Malawi, a narrow strip of land sandwiched between much larger countries in southern Africa, is known as the’Warm Heart of Africa’, a country of outstanding hospitality despite its grinding poverty. Nevertheless, it seemingly lacks the world-renowned music scene of regional neighbours, such as Zimbabwe. Indeed, as a foreigner living in Malawi, the country’s music scene is often rather hard to pin down. World music exports of recent years, such as The Very Best and Malawi Mouse Boys, seem almost unheard-of in Malawi itself, as though their music is produced for export only. Meanwhile, in Malawi itself, local bars seem more inclined to blast out the South African and Nigerian pop that’s heard throughout all of Africa than to show off the wares of Malawi itself. If there’s one thing that all Malawians agree on though, it’s Black Missionaries. The band formed in Blantyre, Malawi’s economic hub, in the 1990s, and became known in the early years for their political activism, and particularly for their criticism of the policies of the then President Muluzi. These interventions, particularly a series of open letters written by the original vocalist Evison Matafale to Muluzi, led to heavy handed treatment from the authorities. Matafale died of pneumonia whilst in police custody in 2001, plunging him into legendary status and earning him the nickname of’the Prophet’ amongst Rastafarians in Malawi. The current lineup of Ma Blacks remain hugely influential figures in Malawi’s Rasta community, but for the current generation of young Malawians growing up with their music, one senses that the political and religious symbolism of the music is diminishing with time. Indeed, several local friends in their 20s and 30s tell me that their best memories of Black Missionaries are of listening to them on crackly speakers at school discos, with their minds more preoccupied with making tentative approaches towards the opposite sex than on criticising government policy.
At the concert, Black Missionaries rock out, with every hook and groove causing the crowd to buck and sway.
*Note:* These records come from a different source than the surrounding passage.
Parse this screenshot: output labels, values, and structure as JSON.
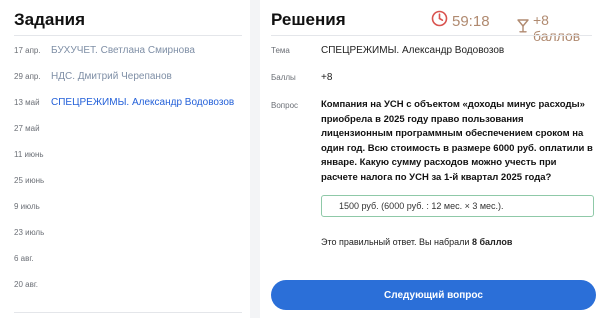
{
  "left": {
    "title": "Задания",
    "tasks": [
      {
        "date": "17 апр.",
        "title": "БУХУЧЕТ. Светлана Смирнова",
        "state": "done"
      },
      {
        "date": "29 апр.",
        "title": "НДС. Дмитрий Черепанов",
        "state": "done"
      },
      {
        "date": "13 май",
        "title": "СПЕЦРЕЖИМЫ. Александр Водовозов",
        "state": "active"
      },
      {
        "date": "27 май",
        "title": "",
        "state": "empty"
      },
      {
        "date": "11 июнь",
        "title": "",
        "state": "empty"
      },
      {
        "date": "25 июнь",
        "title": "",
        "state": "empty"
      },
      {
        "date": "9 июль",
        "title": "",
        "state": "empty"
      },
      {
        "date": "23 июль",
        "title": "",
        "state": "empty"
      },
      {
        "date": "6 авг.",
        "title": "",
        "state": "empty"
      },
      {
        "date": "20 авг.",
        "title": "",
        "state": "empty"
      }
    ]
  },
  "right": {
    "title": "Решения",
    "timer": "59:18",
    "points_badge": "+8 баллов",
    "topic_label": "Тема",
    "topic_value": "СПЕЦРЕЖИМЫ. Александр Водовозов",
    "score_label": "Баллы",
    "score_value": "+8",
    "question_label": "Вопрос",
    "question_text": "Компания на УСН с объектом «доходы минус расходы» приобрела в 2025 году право пользования лицензионным программным обеспечением сроком на один год. Всю стоимость в размере 6000 руб. оплатили в январе. Какую сумму расходов можно учесть при расчете налога по УСН за 1-й квартал 2025 года?",
    "answer": "1500 руб. (6000 руб. : 12 мес. × 3 мес.).",
    "result_prefix": "Это правильный ответ. Вы набрали",
    "result_points": "8 баллов",
    "next_button": "Следующий вопрос"
  },
  "colors": {
    "accent_blue": "#2b6fd8",
    "active_link": "#2461d9",
    "muted_link": "#7f8fa6",
    "timer_brown": "#b08a70",
    "timer_icon_red": "#d9534f",
    "answer_border_green": "#8fc9a8"
  },
  "icons": {
    "timer": "clock-icon",
    "points": "cup-icon"
  }
}
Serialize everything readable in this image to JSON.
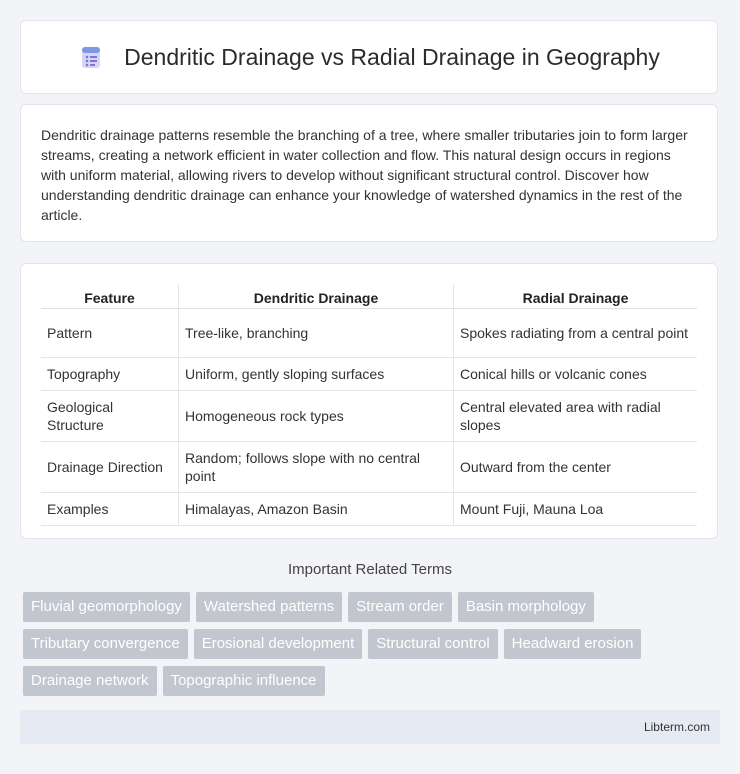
{
  "header": {
    "title": "Dendritic Drainage vs Radial Drainage in Geography",
    "icon": "document-icon"
  },
  "intro": {
    "text": "Dendritic drainage patterns resemble the branching of a tree, where smaller tributaries join to form larger streams, creating a network efficient in water collection and flow. This natural design occurs in regions with uniform material, allowing rivers to develop without significant structural control. Discover how understanding dendritic drainage can enhance your knowledge of watershed dynamics in the rest of the article."
  },
  "table": {
    "headers": [
      "Feature",
      "Dendritic Drainage",
      "Radial Drainage"
    ],
    "rows": [
      [
        "Pattern",
        "Tree-like, branching",
        "Spokes radiating from a central point"
      ],
      [
        "Topography",
        "Uniform, gently sloping surfaces",
        "Conical hills or volcanic cones"
      ],
      [
        "Geological Structure",
        "Homogeneous rock types",
        "Central elevated area with radial slopes"
      ],
      [
        "Drainage Direction",
        "Random; follows slope with no central point",
        "Outward from the center"
      ],
      [
        "Examples",
        "Himalayas, Amazon Basin",
        "Mount Fuji, Mauna Loa"
      ]
    ]
  },
  "related": {
    "title": "Important Related Terms",
    "tags": [
      "Fluvial geomorphology",
      "Watershed patterns",
      "Stream order",
      "Basin morphology",
      "Tributary convergence",
      "Erosional development",
      "Structural control",
      "Headward erosion",
      "Drainage network",
      "Topographic influence"
    ]
  },
  "footer": {
    "site": "Libterm.com"
  }
}
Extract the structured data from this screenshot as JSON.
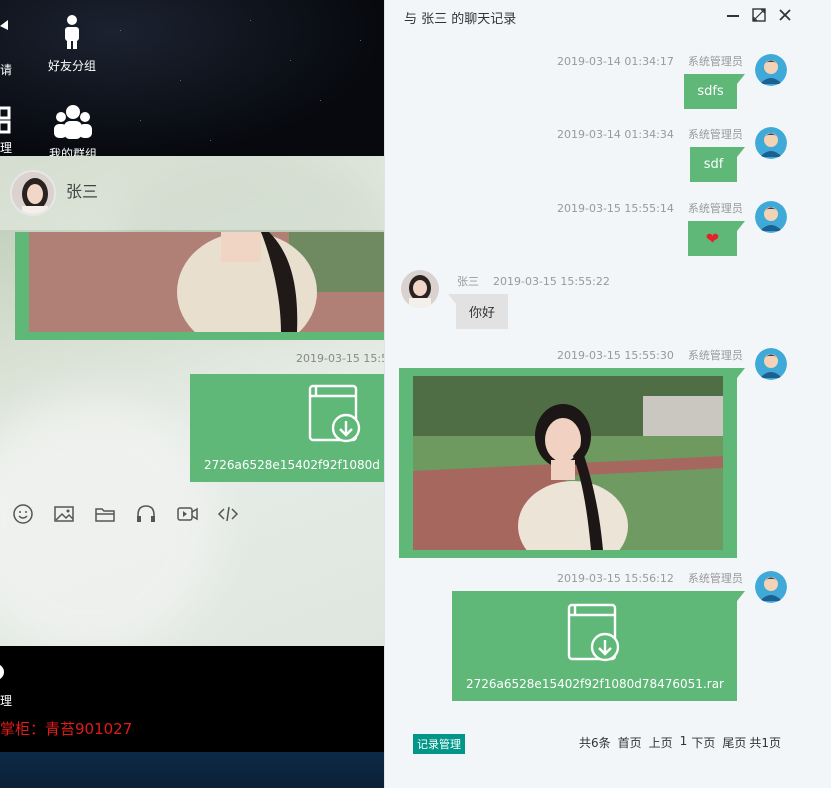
{
  "background_app": {
    "desktop_icons": [
      {
        "label": "请",
        "icon": "invite-icon"
      },
      {
        "label": "好友分组",
        "icon": "user-icon"
      },
      {
        "label": "理",
        "icon": "grid-icon"
      },
      {
        "label": "我的群组",
        "icon": "group-icon"
      }
    ],
    "chat": {
      "contact_name": "张三",
      "timestamp": "2019-03-15 15:5",
      "file_name": "2726a6528e15402f92f1080d",
      "toolbar": [
        "emoji-icon",
        "image-icon",
        "folder-icon",
        "audio-icon",
        "video-icon",
        "code-icon"
      ]
    },
    "bottom_manage_label": "理",
    "shopkeeper": "掌柜：青苔901027"
  },
  "history": {
    "title": "与 张三 的聊天记录",
    "controls": [
      "minimize-icon",
      "maximize-icon",
      "close-icon"
    ],
    "messages": [
      {
        "time": "2019-03-14 01:34:17",
        "sender": "系统管理员",
        "text": "sdfs",
        "mine": true
      },
      {
        "time": "2019-03-14 01:34:34",
        "sender": "系统管理员",
        "text": "sdf",
        "mine": true
      },
      {
        "time": "2019-03-15 15:55:14",
        "sender": "系统管理员",
        "text": "❤",
        "mine": true
      },
      {
        "time": "2019-03-15 15:55:22",
        "sender": "张三",
        "text": "你好",
        "mine": false
      },
      {
        "time": "2019-03-15 15:55:30",
        "sender": "系统管理员",
        "type": "image",
        "mine": true
      },
      {
        "time": "2019-03-15 15:56:12",
        "sender": "系统管理员",
        "type": "file",
        "file_name": "2726a6528e15402f92f1080d78476051.rar",
        "mine": true
      }
    ],
    "footer": {
      "records_button": "记录管理",
      "total": "共6条",
      "first": "首页",
      "prev": "上页",
      "current": "1",
      "next": "下页",
      "last": "尾页",
      "pages": "共1页"
    }
  },
  "colors": {
    "accent_green": "#5fb878",
    "records_button": "#009688",
    "shopkeeper_red": "#e11b1b"
  }
}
The banter in between tracks is largely limited to the bassist Peter Aminu enquiring as to whether the crowd is having a nice time, punctuated by exclamations of « Rastafari! » and « Selassie! » Although a little repetitive, every word he breathes draws a huge cheer from the crowd. For the whole evening, one really has the impression of people letting go. The dancefloor in front of the stage is initially restricted to a few extremely drunk men, but as the evening wears on, the venue packs out and a raging dancefloor forms. The ground becomes increasingly littered with empty Carlsberg cups, whilst a heavy fog of marijuana hangs in the air. What’s most noticeable is how the music of Ma Blacks brings men and women together. Mzuzu’s supremely limited selection of nightclubs consists largely of brothels, with the opportunity for women to go out and dance the night away almost non-existent on an ordinary night. Tonight, however, the dancefloor is full of boys and girls rocking, swaying and colliding, whilst families stand back appreciatively, from toddlers to grandparents. It feels like all of Mzuzu’s humanity is united for one night only, lost in the music.
Mzuzu, july 2015
Lire l’article traduit en français : Reggae night in Mzuzu, Malawi///Article N° : 13089